Two achievements for the Williams responsibility programme in energy efficiency
Williams Spark is the name for Williams F1's Responsibility programme, which is focused on three areas that are closely related to the company's core activities of engineering and racing - energy efficiency, education and road safety.
October 4, 2010, Oxford, UK. The Williams Spark programme reported two major developments in its energy efficiency activities today, with Williams Hybrid Power's patented technology contributing to another successful endurance race outing for the Porsche 911 GT3 R Hybrid at Petit Le Mans, and, in a separate development, Williams F1 recorded decreasing carbon emissions in its annual submission to the Carbon Disclosure Project (CDP).
Last Saturday, at the Road Atlanta race circuit in Braselton in the State of Georgia, the Porsche 911 GT3 R Hybrid, which incorporates Williams Hybrid Power's Magnetically Loaded Composite flywheel technology, completed another impressive endurance race performance in the American Le Mans Series; having started the race at the back of the field in 45th place, on account of its unclassified status as a hybrid race car, the 911 successfully climbed through the field over the course of a 1,000 mile, 9 hour marathon to finish in eighteenth place and the eighth GT2 car home.
After coming so close to victory in the Nurburgring 24hrs, the car's hybrid system yet again ran faultlessly. Former Le Mans winner and driver of the 911 GT3 Hybrid, Timo Bernhard, said after the race, "My job at the wheel of the (Porsche) rolling laboratory was a great experience, and the hybrid system worked perfectly over the entire race distance. We achieved two important goals, and these were to present this unique car to the US racing fans, and to further develop the hybrid drive under racing conditions."
The 911 GT3 R Hybrid's next competitive entry will be in the Intercontinental Le Mans Cup 1,000km of Zhuhai, in China, on 6/7 November, 2010.
While Williams' technologies such as the Magnetically Loaded Composite flywheel are being developed to assist with carbon mitigation in passenger car, light city transport and in mass transit rail systems, Williams F1 also has a dedicated programme to ensure its own activities and their associated carbon impacts areresponsibly measured and managed. Williams has been measuring its carbon emissions since 2005, but in 2009, the company took the significant step of disclosing its outputs to the Carbon Disclosure Project (CDP), the internationally recognised carbon auditing and reporting charity. 2,500 organisations in some 60 countries around the world measure and disclose their greenhouse gas emissions and climate change strategies through CDP, in order that they can set reduction targets and make performance improvements. In Williams' 2010 CDP submission,overall CO2 emissions (scope 1, 2 and 3) reduced from 15,301 tonnes in the 2008 calendar year to 13,264 tonnes in 2009, which is an absolute reduction of 13% year-on-year.

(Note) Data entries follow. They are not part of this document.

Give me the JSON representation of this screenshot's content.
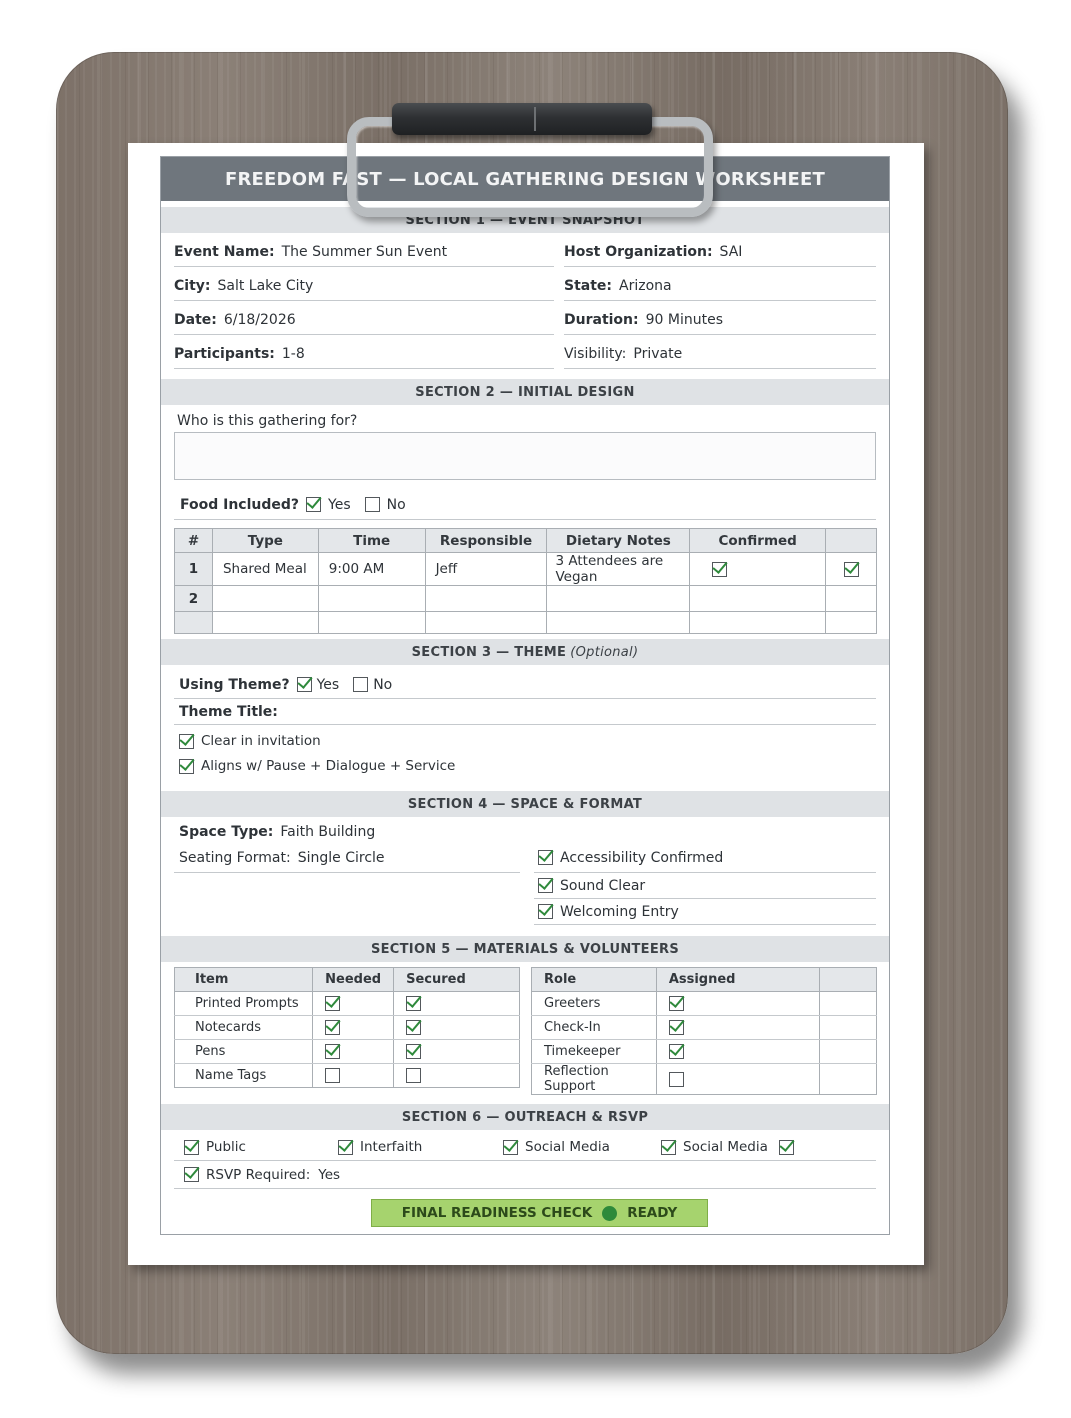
{
  "title": "FREEDOM FAST — LOCAL GATHERING DESIGN WORKSHEET",
  "section1": {
    "header": "SECTION 1 — EVENT SNAPSHOT",
    "event_name_label": "Event Name:",
    "event_name": "The Summer Sun Event",
    "host_label": "Host Organization:",
    "host": "SAI",
    "city_label": "City:",
    "city": "Salt Lake City",
    "state_label": "State:",
    "state": "Arizona",
    "date_label": "Date:",
    "date": "6/18/2026",
    "duration_label": "Duration:",
    "duration": "90 Minutes",
    "participants_label": "Participants:",
    "participants": "1-8",
    "visibility_label": "Visibility:",
    "visibility": "Private"
  },
  "section2": {
    "header": "SECTION 2 — INITIAL DESIGN",
    "question": "Who is this gathering for?",
    "food_label": "Food Included?",
    "yes": "Yes",
    "no": "No",
    "food_yes": true,
    "food_no": false,
    "table_headers": [
      "#",
      "Type",
      "Time",
      "Responsible",
      "Dietary Notes",
      "Confirmed",
      ""
    ],
    "rows": [
      {
        "num": "1",
        "type": "Shared Meal",
        "time": "9:00 AM",
        "responsible": "Jeff",
        "dietary": "3 Attendees are Vegan",
        "confirmed": true,
        "extra": true
      },
      {
        "num": "2",
        "type": "",
        "time": "",
        "responsible": "",
        "dietary": "",
        "confirmed": null,
        "extra": null
      },
      {
        "num": "",
        "type": "",
        "time": "",
        "responsible": "",
        "dietary": "",
        "confirmed": null,
        "extra": null
      }
    ]
  },
  "section3": {
    "header": "SECTION 3 — THEME",
    "header_optional": "(Optional)",
    "using_label": "Using Theme?",
    "yes": "Yes",
    "no": "No",
    "using_yes": true,
    "using_no": false,
    "theme_title_label": "Theme Title:",
    "checks": [
      {
        "label": "Clear in invitation",
        "checked": true
      },
      {
        "label": "Aligns w/ Pause + Dialogue + Service",
        "checked": true
      }
    ]
  },
  "section4": {
    "header": "SECTION 4 — SPACE & FORMAT",
    "space_label": "Space Type:",
    "space": "Faith Building",
    "seating_label": "Seating Format:",
    "seating": "Single Circle",
    "checks": [
      {
        "label": "Accessibility Confirmed",
        "checked": true
      },
      {
        "label": "Sound Clear",
        "checked": true
      },
      {
        "label": "Welcoming Entry",
        "checked": true
      }
    ]
  },
  "section5": {
    "header": "SECTION 5 — MATERIALS & VOLUNTEERS",
    "materials_headers": [
      "Item",
      "Needed",
      "Secured"
    ],
    "materials": [
      {
        "item": "Printed Prompts",
        "needed": true,
        "secured": true
      },
      {
        "item": "Notecards",
        "needed": true,
        "secured": true
      },
      {
        "item": "Pens",
        "needed": true,
        "secured": true
      },
      {
        "item": "Name Tags",
        "needed": false,
        "secured": false
      }
    ],
    "roles_headers": [
      "Role",
      "Assigned",
      ""
    ],
    "roles": [
      {
        "role": "Greeters",
        "assigned": true
      },
      {
        "role": "Check-In",
        "assigned": true
      },
      {
        "role": "Timekeeper",
        "assigned": true
      },
      {
        "role": "Reflection Support",
        "assigned": false
      }
    ]
  },
  "section6": {
    "header": "SECTION 6 — OUTREACH & RSVP",
    "checks": [
      {
        "label": "Public",
        "checked": true
      },
      {
        "label": "Interfaith",
        "checked": true
      },
      {
        "label": "Social Media",
        "checked": true
      },
      {
        "label": "Social Media",
        "checked": true
      }
    ],
    "trailing_checked": true,
    "rsvp_label": "RSVP Required:",
    "rsvp": "Yes",
    "rsvp_checked": true
  },
  "final": {
    "label": "FINAL READINESS CHECK",
    "status": "READY",
    "status_color": "#2d8a3a"
  }
}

The company also exceeded its stated reduction in primary energy use targets for electricity and natural gas as laid out last year; and once again, emissions generated directly from race cars remained a small fraction of the company's total CO2 output at 0.46% for 2009. Details of Williams F1's CDP submissions in 2009 and 2010 can be accessed at: www.cdproject.net/en-US/Results/Pages/Company-Responses.aspx?company=20685